After I couldn't find my orange sneakers, I logged 10 miles before returning home. And today, I ran to the point of blacking out, and passing out. The bile in my stomach rose in tandem with the sun, and tears streamed down my face. The salty blend of sweat and sadness combatted the bitterness which flowed up (and through) my throat.
Of course, I was — and am — not alone. “A lot of muscle and skeletal injuries result from over-exercising,” Alice Holland, a doctor of physical therapy and director of Stride Strong Physical Therapy in Portland, told Vice. What’s more, since exercise addiction is not yet recognized by the Diagnostic and Statistical Manual of Mental Disorders (DSM-IV), the problem persists. However, Hillary Cauthen, a doctor of psychology and executive board member for the Association for Applied Sport Psychology, explained the difference between a healthy habit and dysfunctional one is one of drive. For those addicted to “exercise [the act] is a compulsion, a desired behavior… they must do,” though Cauthen noted there are several other symptoms. Irritability, anxiety and frustration are common — particularly if/when the addict must take time off — as are obsessive thoughts.
I struggle to sleep because, when I am not running, I am lost and empty. I struggle with pain. My legs tremble constantly. I feel like I am in motion even when I am still, and I can tell you what it's like to measure life not in moments, but in miles. The absence of exercise caused me anxiety in and of itself. And that is when I knew my self-administered cure had crossed a line. Instead of healing my hurt, I was causing it.
Social media may also be affecting our relationship with health, wellness and exercise. We smile, sweat and log miles and laps for our “followers” to see. My Facebook was (and is) littered with pictures of my FitBit, not my family. But behind every fitness blog, Facebook post and Insta gram story is a person, and what we see is rarely what we get.
“Social media outlets, like Instagram, add to the mania and obsessive culture surrounding looking and feeling your best,” Holland said. “A constant fear of missing out or needing to keep up to ideals make[s] this addiction worse.”
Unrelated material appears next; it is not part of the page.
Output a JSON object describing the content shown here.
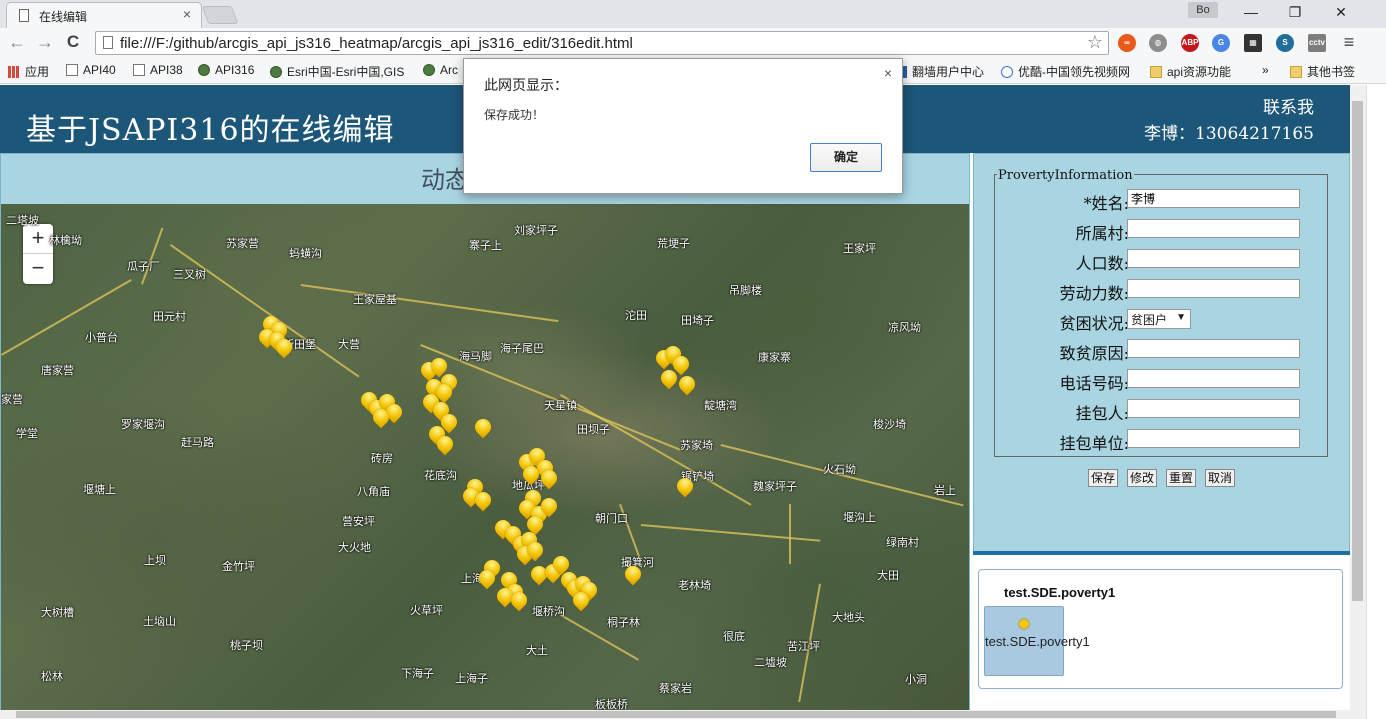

Things have gotten better. I haven’t competed (or completed) a double digit-mile run since April. I’ve been honest: with myself, my psychologist and my psychiatrist. I have a problem. My addiction was one which had gotten out of control, and I’ve learned to sit, with myself and my thoughts . But the latter has been difficult as my mind still races. Stillness still hurts. Plus, I feel like I should be going. There is a voice in my head that tells me I'm not good enough or strong enough, that I’m pathetic and useless, a voice that I have a nagging feeling could be silenced if I just logged a few miles. But I don’t. Instead, I try to stay present, and allow myself to feel frustration, anger, sadness and pain; I’m working with my doctors become comfortable with the uncomfortable. We work on alternative therapies where I write or meditate to make space for myself. The compulsion is still there: Yesterday, I gave in and went on a run. I do not consider myself cured, and may never be. But I try to take life one minute, one step, and one day at a time.
Source: Kimberly Zapata, Exercise Addiction Is an Underdiagnosed Epidemic, Vice, August 28, 2019.